[[ Task material, beginning ]]
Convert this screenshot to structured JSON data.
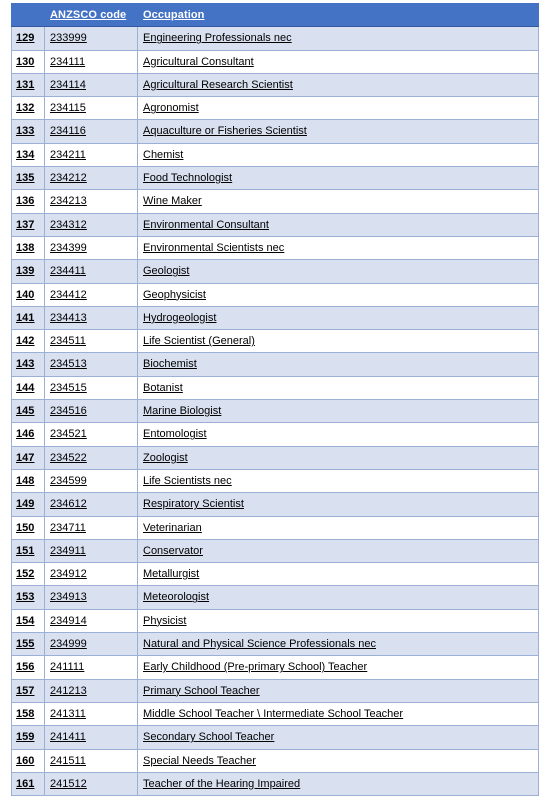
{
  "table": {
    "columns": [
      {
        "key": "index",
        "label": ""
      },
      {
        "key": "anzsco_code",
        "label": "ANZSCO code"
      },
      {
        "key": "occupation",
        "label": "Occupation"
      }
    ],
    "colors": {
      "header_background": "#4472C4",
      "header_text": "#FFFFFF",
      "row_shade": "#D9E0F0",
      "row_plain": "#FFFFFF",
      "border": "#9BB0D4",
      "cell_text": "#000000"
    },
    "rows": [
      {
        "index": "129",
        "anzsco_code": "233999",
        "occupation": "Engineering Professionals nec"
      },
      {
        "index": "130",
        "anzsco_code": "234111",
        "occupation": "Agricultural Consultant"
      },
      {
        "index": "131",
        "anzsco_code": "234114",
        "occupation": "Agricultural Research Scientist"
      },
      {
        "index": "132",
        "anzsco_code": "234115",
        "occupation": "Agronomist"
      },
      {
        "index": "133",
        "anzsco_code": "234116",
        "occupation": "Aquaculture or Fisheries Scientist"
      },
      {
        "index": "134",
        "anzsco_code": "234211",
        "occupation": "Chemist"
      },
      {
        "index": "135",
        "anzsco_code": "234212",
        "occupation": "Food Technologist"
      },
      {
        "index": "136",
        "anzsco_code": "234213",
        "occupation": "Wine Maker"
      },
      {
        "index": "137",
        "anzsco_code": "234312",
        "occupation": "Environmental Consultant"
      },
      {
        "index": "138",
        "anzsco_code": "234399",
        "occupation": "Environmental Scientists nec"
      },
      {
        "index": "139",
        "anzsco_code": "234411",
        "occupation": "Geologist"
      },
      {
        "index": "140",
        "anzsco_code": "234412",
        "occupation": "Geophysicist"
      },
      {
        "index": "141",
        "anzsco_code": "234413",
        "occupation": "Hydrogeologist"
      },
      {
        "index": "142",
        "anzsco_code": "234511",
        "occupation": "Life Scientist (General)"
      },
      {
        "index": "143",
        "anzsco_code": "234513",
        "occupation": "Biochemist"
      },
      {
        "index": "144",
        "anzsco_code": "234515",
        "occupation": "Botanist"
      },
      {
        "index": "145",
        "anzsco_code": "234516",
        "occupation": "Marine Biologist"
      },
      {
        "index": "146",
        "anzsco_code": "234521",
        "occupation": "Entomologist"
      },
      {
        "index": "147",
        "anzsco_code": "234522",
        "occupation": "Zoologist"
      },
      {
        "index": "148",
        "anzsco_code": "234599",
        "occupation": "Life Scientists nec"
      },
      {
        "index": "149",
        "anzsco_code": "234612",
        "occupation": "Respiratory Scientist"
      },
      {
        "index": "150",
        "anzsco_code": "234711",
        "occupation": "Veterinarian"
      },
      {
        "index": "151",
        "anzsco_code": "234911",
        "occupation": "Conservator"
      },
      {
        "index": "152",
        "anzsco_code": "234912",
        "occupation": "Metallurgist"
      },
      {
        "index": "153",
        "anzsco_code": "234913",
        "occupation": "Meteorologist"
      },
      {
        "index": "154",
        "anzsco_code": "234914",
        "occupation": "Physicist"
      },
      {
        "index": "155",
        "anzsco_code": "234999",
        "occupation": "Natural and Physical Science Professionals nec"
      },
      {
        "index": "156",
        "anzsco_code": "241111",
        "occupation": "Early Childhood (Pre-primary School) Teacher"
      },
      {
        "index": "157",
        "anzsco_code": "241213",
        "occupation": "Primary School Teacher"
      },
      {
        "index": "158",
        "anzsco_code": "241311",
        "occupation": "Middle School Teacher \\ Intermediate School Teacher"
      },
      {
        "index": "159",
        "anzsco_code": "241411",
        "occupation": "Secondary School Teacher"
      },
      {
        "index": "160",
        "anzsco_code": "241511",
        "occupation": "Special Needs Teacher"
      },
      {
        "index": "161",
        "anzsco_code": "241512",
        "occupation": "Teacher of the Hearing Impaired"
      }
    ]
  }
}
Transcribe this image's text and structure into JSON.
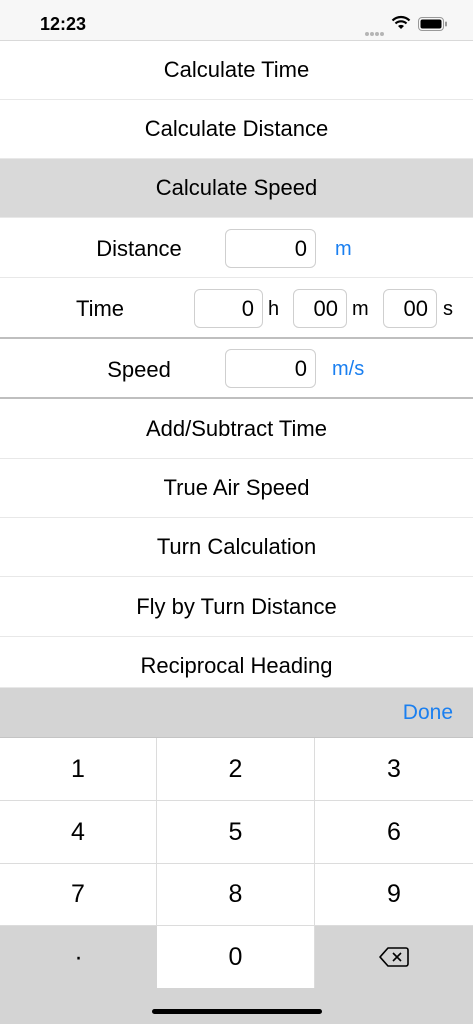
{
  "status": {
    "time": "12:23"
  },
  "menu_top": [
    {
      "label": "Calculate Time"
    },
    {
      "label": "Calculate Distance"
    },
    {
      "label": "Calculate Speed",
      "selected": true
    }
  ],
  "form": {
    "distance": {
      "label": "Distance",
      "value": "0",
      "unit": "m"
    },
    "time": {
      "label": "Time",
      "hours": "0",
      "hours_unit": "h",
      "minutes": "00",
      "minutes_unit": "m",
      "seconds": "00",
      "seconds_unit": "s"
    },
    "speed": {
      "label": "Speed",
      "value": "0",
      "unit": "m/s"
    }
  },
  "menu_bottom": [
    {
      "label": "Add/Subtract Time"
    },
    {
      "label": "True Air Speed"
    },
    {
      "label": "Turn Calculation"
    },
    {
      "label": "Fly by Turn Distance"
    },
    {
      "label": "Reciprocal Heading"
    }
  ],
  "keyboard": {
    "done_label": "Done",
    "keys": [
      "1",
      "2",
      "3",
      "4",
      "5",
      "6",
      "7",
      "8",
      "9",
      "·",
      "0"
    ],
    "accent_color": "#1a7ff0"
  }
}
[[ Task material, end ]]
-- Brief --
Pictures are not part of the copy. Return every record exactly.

-- Written response --
Convert this screenshot to structured JSON data.
{
  "table": {
    "columns": [
      {
        "key": "index",
        "label": ""
      },
      {
        "key": "anzsco_code",
        "label": "ANZSCO code"
      },
      {
        "key": "occupation",
        "label": "Occupation"
      }
    ],
    "colors": {
      "header_background": "#4472C4",
      "header_text": "#FFFFFF",
      "row_shade": "#D9E0F0",
      "row_plain": "#FFFFFF",
      "border": "#9BB0D4",
      "cell_text": "#000000"
    },
    "rows": [
      {
        "index": "129",
        "anzsco_code": "233999",
        "occupation": "Engineering Professionals nec"
      },
      {
        "index": "130",
        "anzsco_code": "234111",
        "occupation": "Agricultural Consultant"
      },
      {
        "index": "131",
        "anzsco_code": "234114",
        "occupation": "Agricultural Research Scientist"
      },
      {
        "index": "132",
        "anzsco_code": "234115",
        "occupation": "Agronomist"
      },
      {
        "index": "133",
        "anzsco_code": "234116",
        "occupation": "Aquaculture or Fisheries Scientist"
      },
      {
        "index": "134",
        "anzsco_code": "234211",
        "occupation": "Chemist"
      },
      {
        "index": "135",
        "anzsco_code": "234212",
        "occupation": "Food Technologist"
      },
      {
        "index": "136",
        "anzsco_code": "234213",
        "occupation": "Wine Maker"
      },
      {
        "index": "137",
        "anzsco_code": "234312",
        "occupation": "Environmental Consultant"
      },
      {
        "index": "138",
        "anzsco_code": "234399",
        "occupation": "Environmental Scientists nec"
      },
      {
        "index": "139",
        "anzsco_code": "234411",
        "occupation": "Geologist"
      },
      {
        "index": "140",
        "anzsco_code": "234412",
        "occupation": "Geophysicist"
      },
      {
        "index": "141",
        "anzsco_code": "234413",
        "occupation": "Hydrogeologist"
      },
      {
        "index": "142",
        "anzsco_code": "234511",
        "occupation": "Life Scientist (General)"
      },
      {
        "index": "143",
        "anzsco_code": "234513",
        "occupation": "Biochemist"
      },
      {
        "index": "144",
        "anzsco_code": "234515",
        "occupation": "Botanist"
      },
      {
        "index": "145",
        "anzsco_code": "234516",
        "occupation": "Marine Biologist"
      },
      {
        "index": "146",
        "anzsco_code": "234521",
        "occupation": "Entomologist"
      },
      {
        "index": "147",
        "anzsco_code": "234522",
        "occupation": "Zoologist"
      },
      {
        "index": "148",
        "anzsco_code": "234599",
        "occupation": "Life Scientists nec"
      },
      {
        "index": "149",
        "anzsco_code": "234612",
        "occupation": "Respiratory Scientist"
      },
      {
        "index": "150",
        "anzsco_code": "234711",
        "occupation": "Veterinarian"
      },
      {
        "index": "151",
        "anzsco_code": "234911",
        "occupation": "Conservator"
      },
      {
        "index": "152",
        "anzsco_code": "234912",
        "occupation": "Metallurgist"
      },
      {
        "index": "153",
        "anzsco_code": "234913",
        "occupation": "Meteorologist"
      },
      {
        "index": "154",
        "anzsco_code": "234914",
        "occupation": "Physicist"
      },
      {
        "index": "155",
        "anzsco_code": "234999",
        "occupation": "Natural and Physical Science Professionals nec"
      },
      {
        "index": "156",
        "anzsco_code": "241111",
        "occupation": "Early Childhood (Pre-primary School) Teacher"
      },
      {
        "index": "157",
        "anzsco_code": "241213",
        "occupation": "Primary School Teacher"
      },
      {
        "index": "158",
        "anzsco_code": "241311",
        "occupation": "Middle School Teacher \\ Intermediate School Teacher"
      },
      {
        "index": "159",
        "anzsco_code": "241411",
        "occupation": "Secondary School Teacher"
      },
      {
        "index": "160",
        "anzsco_code": "241511",
        "occupation": "Special Needs Teacher"
      },
      {
        "index": "161",
        "anzsco_code": "241512",
        "occupation": "Teacher of the Hearing Impaired"
      }
    ]
  }
}
Transcribe this image's text and structure into JSON.
{
  "status": {
    "time": "12:23"
  },
  "menu_top": [
    {
      "label": "Calculate Time"
    },
    {
      "label": "Calculate Distance"
    },
    {
      "label": "Calculate Speed",
      "selected": true
    }
  ],
  "form": {
    "distance": {
      "label": "Distance",
      "value": "0",
      "unit": "m"
    },
    "time": {
      "label": "Time",
      "hours": "0",
      "hours_unit": "h",
      "minutes": "00",
      "minutes_unit": "m",
      "seconds": "00",
      "seconds_unit": "s"
    },
    "speed": {
      "label": "Speed",
      "value": "0",
      "unit": "m/s"
    }
  },
  "menu_bottom": [
    {
      "label": "Add/Subtract Time"
    },
    {
      "label": "True Air Speed"
    },
    {
      "label": "Turn Calculation"
    },
    {
      "label": "Fly by Turn Distance"
    },
    {
      "label": "Reciprocal Heading"
    }
  ],
  "keyboard": {
    "done_label": "Done",
    "keys": [
      "1",
      "2",
      "3",
      "4",
      "5",
      "6",
      "7",
      "8",
      "9",
      "·",
      "0"
    ],
    "accent_color": "#1a7ff0"
  }
}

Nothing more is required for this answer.